Massive Cigar Tax Increase Proposed in Kansas
Kansas is proposing a massive tax increase in the bill called HB 2672 (link goes to raw PDF file).
This is becoming an extreme trend recently as Canada raised the cigar tax just last week. In that case there was zero warning, our Canadian friends woke up one morning to a huge tax increase on cigars. At least in Kansas there is a chance to fix this before it becomes a problem.
A tax is hereby imposed upon the privilege of selling or dealing in tobacco products in this state by any person engaged in business as a
distributor thereof, at the rate of 10% increased to 78% of the wholesale sales price of such tobacco products. Such tax shall be imposed at the time the distributor

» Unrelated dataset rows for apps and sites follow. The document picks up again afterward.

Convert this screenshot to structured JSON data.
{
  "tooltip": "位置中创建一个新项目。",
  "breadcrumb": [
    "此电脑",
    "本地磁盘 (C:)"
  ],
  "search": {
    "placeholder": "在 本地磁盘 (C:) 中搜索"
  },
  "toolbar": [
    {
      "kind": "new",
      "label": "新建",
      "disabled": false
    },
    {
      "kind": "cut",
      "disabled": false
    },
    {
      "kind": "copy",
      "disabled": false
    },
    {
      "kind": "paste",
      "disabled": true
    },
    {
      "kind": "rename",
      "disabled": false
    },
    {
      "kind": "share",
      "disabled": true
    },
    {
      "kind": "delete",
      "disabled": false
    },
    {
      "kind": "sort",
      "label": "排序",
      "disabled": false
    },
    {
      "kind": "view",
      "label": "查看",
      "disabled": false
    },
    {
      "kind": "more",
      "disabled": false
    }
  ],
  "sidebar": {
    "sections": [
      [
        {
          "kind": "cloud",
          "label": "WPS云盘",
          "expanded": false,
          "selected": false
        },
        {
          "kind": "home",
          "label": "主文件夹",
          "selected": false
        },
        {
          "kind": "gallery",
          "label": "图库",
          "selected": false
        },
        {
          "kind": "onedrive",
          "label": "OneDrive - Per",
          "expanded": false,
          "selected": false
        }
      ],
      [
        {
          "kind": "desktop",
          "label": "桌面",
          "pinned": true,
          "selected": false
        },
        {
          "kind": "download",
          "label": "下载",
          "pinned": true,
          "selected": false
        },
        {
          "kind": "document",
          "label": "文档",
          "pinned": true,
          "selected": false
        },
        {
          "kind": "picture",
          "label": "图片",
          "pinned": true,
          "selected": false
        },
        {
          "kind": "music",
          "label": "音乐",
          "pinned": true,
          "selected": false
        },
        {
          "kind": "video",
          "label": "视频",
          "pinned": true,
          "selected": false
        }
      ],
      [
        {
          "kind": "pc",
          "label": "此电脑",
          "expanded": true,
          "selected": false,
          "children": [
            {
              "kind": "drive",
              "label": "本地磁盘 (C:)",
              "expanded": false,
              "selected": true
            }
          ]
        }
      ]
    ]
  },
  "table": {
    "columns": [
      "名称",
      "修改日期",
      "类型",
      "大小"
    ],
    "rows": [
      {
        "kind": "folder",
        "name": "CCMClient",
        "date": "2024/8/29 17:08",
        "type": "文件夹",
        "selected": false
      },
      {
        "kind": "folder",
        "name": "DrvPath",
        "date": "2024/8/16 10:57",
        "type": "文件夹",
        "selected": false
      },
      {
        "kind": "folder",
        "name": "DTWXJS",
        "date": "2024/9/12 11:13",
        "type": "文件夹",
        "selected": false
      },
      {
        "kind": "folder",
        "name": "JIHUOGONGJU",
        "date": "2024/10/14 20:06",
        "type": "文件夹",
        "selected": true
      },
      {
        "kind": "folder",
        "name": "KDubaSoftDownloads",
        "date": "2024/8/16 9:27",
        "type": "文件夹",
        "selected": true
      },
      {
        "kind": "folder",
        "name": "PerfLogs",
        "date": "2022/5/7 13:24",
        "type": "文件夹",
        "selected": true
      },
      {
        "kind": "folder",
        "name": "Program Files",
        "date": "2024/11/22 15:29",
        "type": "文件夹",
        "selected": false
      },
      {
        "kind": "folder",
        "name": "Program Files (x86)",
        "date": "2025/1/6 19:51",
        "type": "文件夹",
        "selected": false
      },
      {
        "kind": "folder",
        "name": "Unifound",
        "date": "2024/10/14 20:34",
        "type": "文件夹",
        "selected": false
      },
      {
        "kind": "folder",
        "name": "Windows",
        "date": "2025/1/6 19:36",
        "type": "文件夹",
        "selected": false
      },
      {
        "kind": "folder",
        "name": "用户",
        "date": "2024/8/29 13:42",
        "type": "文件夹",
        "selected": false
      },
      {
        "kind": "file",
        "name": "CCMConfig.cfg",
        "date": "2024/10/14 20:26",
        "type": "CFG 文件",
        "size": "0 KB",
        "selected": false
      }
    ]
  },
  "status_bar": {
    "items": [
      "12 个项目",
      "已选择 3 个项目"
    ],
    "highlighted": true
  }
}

10% jacked up to 78% . Though the tax is actually closer in line to what individuals pay in many other states the chances are very high that individuals will be greeted with sticker shock when they try to buy any tobacco product such as cigars. This most likely will lead to an increase in contraband sales and undesirable outcomes.
For example, The Colombia University news service ran an article surrounding the after effects of New York’s price increase a few days ago.
“This is not a tobacco issue, but a small business issue,” Schimel says. “I never joined the Assembly to put people out of business. New York State is losing. We’re putting Pennsylvania in business. As much as we believe in taxes, there’s a point of diminishing returns.”
The argument being that the tax increase destroyed revenue for New York since the result wasn’t increased tax revenue, but rather a flood of companies leaving the state. Pennsylvania does not tax tobacco products, as a result a massive influx of tobacco companies have moved into the state employing a large number of individuals. Which in turn increased the tax revenue for Pennsylvania through payroll taxes, property taxes, automobile taxes and those newly transplanted employees shopping and spending money locally in Pennsylvania.
The end result for Kansas most likely will mirror New York, where the neighboring states will reap the benefits of the tax increase.